Your goal:
All entries below are to be returned exactly, with pictures left out.

Collection entries:

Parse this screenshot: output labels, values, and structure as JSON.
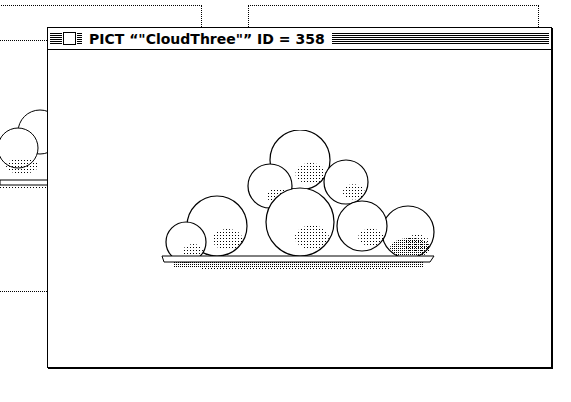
{
  "window": {
    "title": "PICT “\"CloudThree\"” ID = 358",
    "active": true
  }
}
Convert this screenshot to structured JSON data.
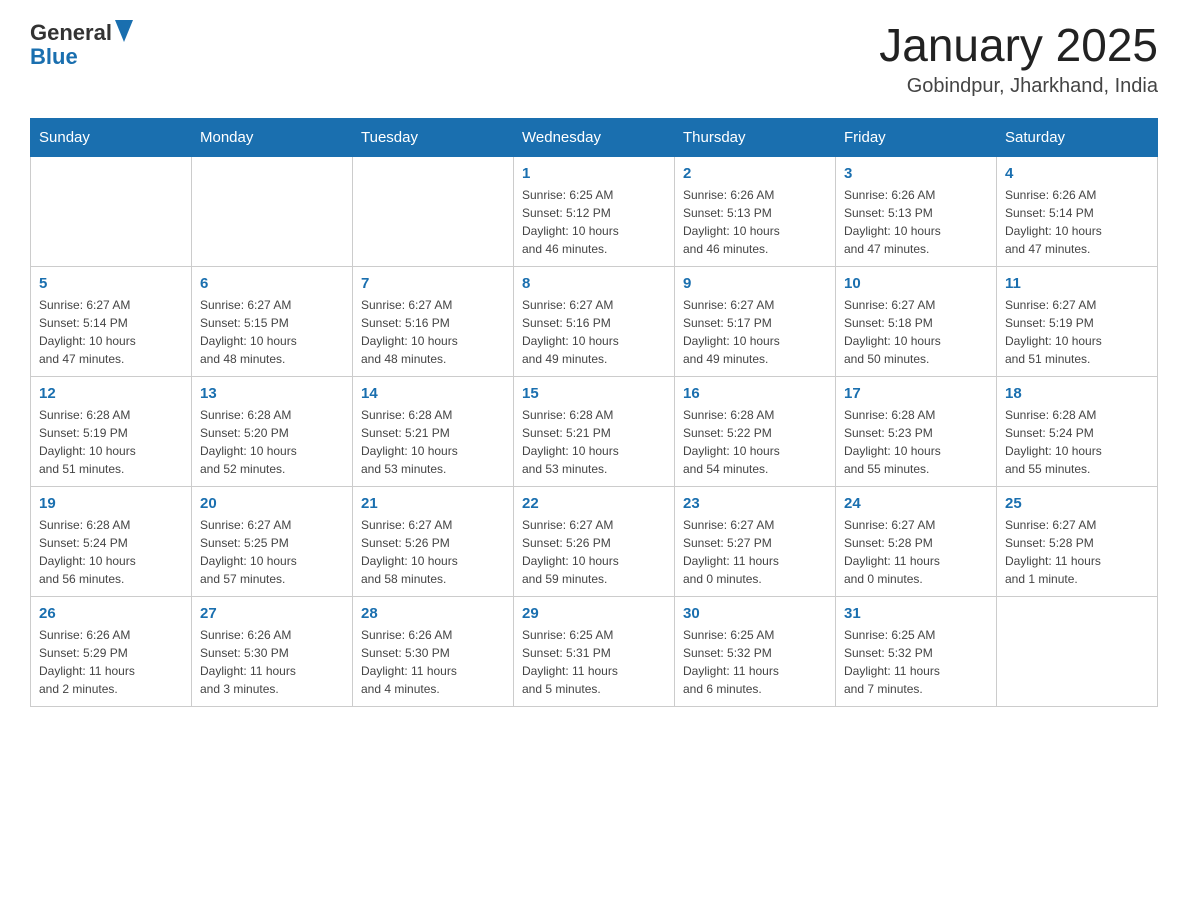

Solution:
Parse this screenshot: output labels, values, and structure as JSON.
{
  "window": {
    "title": "PICT “\"CloudThree\"” ID = 358",
    "active": true
  }
}
Convert this screenshot to structured JSON data.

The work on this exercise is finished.